Material to process

Segment Open

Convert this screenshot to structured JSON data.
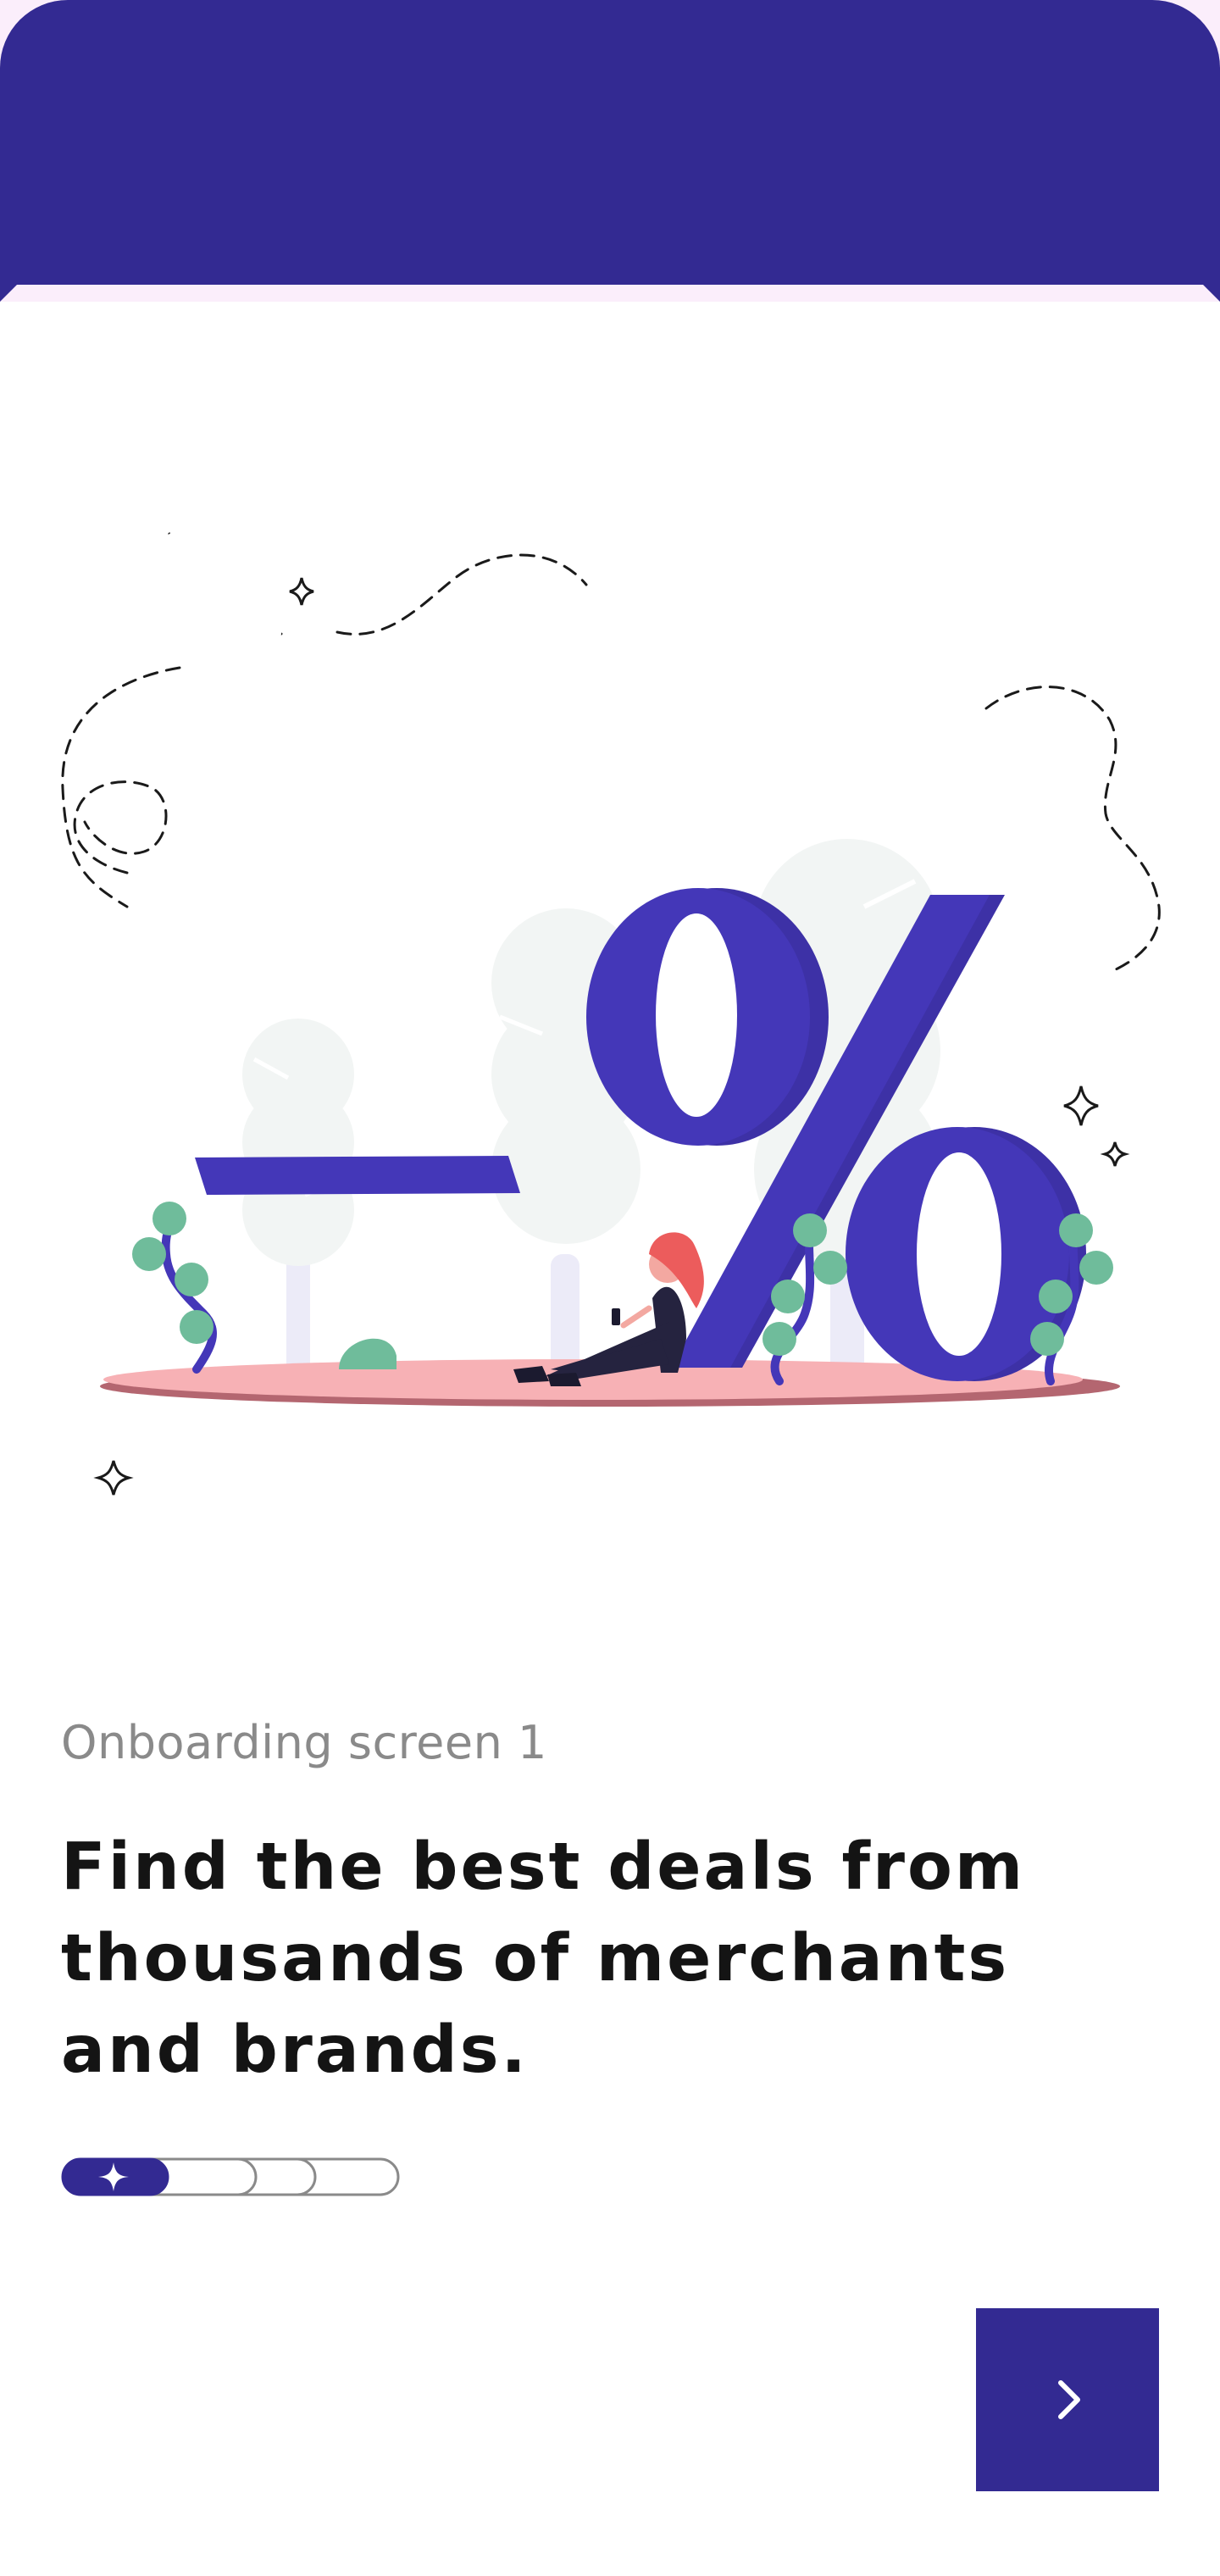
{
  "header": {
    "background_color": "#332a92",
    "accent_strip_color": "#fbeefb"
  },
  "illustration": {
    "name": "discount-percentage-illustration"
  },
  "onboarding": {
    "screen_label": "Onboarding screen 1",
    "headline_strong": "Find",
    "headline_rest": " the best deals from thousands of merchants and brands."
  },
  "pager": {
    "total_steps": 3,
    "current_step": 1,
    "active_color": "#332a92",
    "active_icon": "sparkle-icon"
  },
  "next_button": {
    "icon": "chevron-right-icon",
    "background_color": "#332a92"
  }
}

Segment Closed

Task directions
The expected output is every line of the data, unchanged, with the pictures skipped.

Task solution
Convert this screenshot to structured JSON data.
{
  "header": {
    "background_color": "#332a92",
    "accent_strip_color": "#fbeefb"
  },
  "illustration": {
    "name": "discount-percentage-illustration"
  },
  "onboarding": {
    "screen_label": "Onboarding screen 1",
    "headline_strong": "Find",
    "headline_rest": " the best deals from thousands of merchants and brands."
  },
  "pager": {
    "total_steps": 3,
    "current_step": 1,
    "active_color": "#332a92",
    "active_icon": "sparkle-icon"
  },
  "next_button": {
    "icon": "chevron-right-icon",
    "background_color": "#332a92"
  }
}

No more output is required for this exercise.